"It's an asset to the community ... if we closed our doors there's a lot of community groups and people out there that would affect," Ms Jacobs said.
"We froze to death in the back office ... trying to do what we could do to save the club because we didn't think we were going to be able to open these doors again."
Tasmanian Hospitality Association affiliate Clubs Tasmania has a partnership with Energy ROI, allowing them to assist clubs in finding ways to save big on their energy costs.
Together with Energy ROI, the club will save about $21,000 over three years.
It's an asset to the community ... if we closed our doors there's a lot of community groups and people out there that would affect.Karen Jacobs

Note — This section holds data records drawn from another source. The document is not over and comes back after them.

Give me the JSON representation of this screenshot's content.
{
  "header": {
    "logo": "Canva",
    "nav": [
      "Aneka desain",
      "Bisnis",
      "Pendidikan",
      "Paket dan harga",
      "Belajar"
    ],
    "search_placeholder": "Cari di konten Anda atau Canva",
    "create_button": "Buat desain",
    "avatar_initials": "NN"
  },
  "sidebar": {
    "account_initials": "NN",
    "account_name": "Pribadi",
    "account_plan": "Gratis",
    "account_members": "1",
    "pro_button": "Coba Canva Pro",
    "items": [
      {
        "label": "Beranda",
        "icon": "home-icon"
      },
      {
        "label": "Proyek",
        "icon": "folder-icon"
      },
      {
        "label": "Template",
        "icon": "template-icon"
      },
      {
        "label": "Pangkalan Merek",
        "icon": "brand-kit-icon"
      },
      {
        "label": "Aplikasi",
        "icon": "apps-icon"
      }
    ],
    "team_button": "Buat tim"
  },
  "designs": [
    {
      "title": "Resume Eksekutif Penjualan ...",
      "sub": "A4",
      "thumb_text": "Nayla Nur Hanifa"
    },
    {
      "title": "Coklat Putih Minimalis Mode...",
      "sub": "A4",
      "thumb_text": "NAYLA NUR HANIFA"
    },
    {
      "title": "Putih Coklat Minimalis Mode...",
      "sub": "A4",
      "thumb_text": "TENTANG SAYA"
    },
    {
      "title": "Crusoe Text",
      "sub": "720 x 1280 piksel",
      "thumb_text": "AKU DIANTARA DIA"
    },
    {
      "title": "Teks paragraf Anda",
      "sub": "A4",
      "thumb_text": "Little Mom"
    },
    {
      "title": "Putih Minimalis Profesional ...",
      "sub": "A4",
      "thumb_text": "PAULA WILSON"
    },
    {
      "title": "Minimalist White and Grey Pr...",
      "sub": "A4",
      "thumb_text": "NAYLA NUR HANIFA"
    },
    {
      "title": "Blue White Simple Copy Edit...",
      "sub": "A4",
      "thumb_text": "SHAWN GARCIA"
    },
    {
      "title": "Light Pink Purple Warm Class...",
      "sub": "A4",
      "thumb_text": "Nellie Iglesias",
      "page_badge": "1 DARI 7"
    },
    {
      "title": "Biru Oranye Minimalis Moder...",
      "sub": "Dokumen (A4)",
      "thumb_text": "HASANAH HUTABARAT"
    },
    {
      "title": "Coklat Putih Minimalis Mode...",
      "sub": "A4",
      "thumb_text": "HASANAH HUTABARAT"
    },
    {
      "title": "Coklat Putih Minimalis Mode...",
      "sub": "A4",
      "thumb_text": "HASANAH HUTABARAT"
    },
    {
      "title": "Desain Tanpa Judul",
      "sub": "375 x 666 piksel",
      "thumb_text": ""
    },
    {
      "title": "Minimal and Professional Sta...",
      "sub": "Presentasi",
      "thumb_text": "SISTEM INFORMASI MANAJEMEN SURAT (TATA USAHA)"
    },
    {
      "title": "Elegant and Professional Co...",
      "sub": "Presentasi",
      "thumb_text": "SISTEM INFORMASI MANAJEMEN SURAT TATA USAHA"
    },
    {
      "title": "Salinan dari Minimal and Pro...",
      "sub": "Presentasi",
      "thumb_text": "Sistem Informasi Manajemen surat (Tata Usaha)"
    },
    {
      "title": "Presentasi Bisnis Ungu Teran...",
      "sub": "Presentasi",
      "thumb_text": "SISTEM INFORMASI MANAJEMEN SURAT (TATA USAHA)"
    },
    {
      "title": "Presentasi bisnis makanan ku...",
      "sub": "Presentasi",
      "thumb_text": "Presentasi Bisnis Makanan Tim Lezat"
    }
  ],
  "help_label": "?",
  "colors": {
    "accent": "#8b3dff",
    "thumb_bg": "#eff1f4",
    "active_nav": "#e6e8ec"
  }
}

Clubs Tasmania project manager Andrew Moore said the group also advocated for a renegotiating of the club's insurance and applied for grants, saving another $6000.
"Clubs provide two important services to the community: they keep communities connected, they create a place for people to meet and belong," he said.
"The second point is they play a role in increasing participation as well."
Clubs Tasmania is a club advocacy group started at the beginning 2019 - it has grown from 38 initial member clubs to 151.
Mr Djonlija said the club needed further support paying other bills as well as sustaining running costs.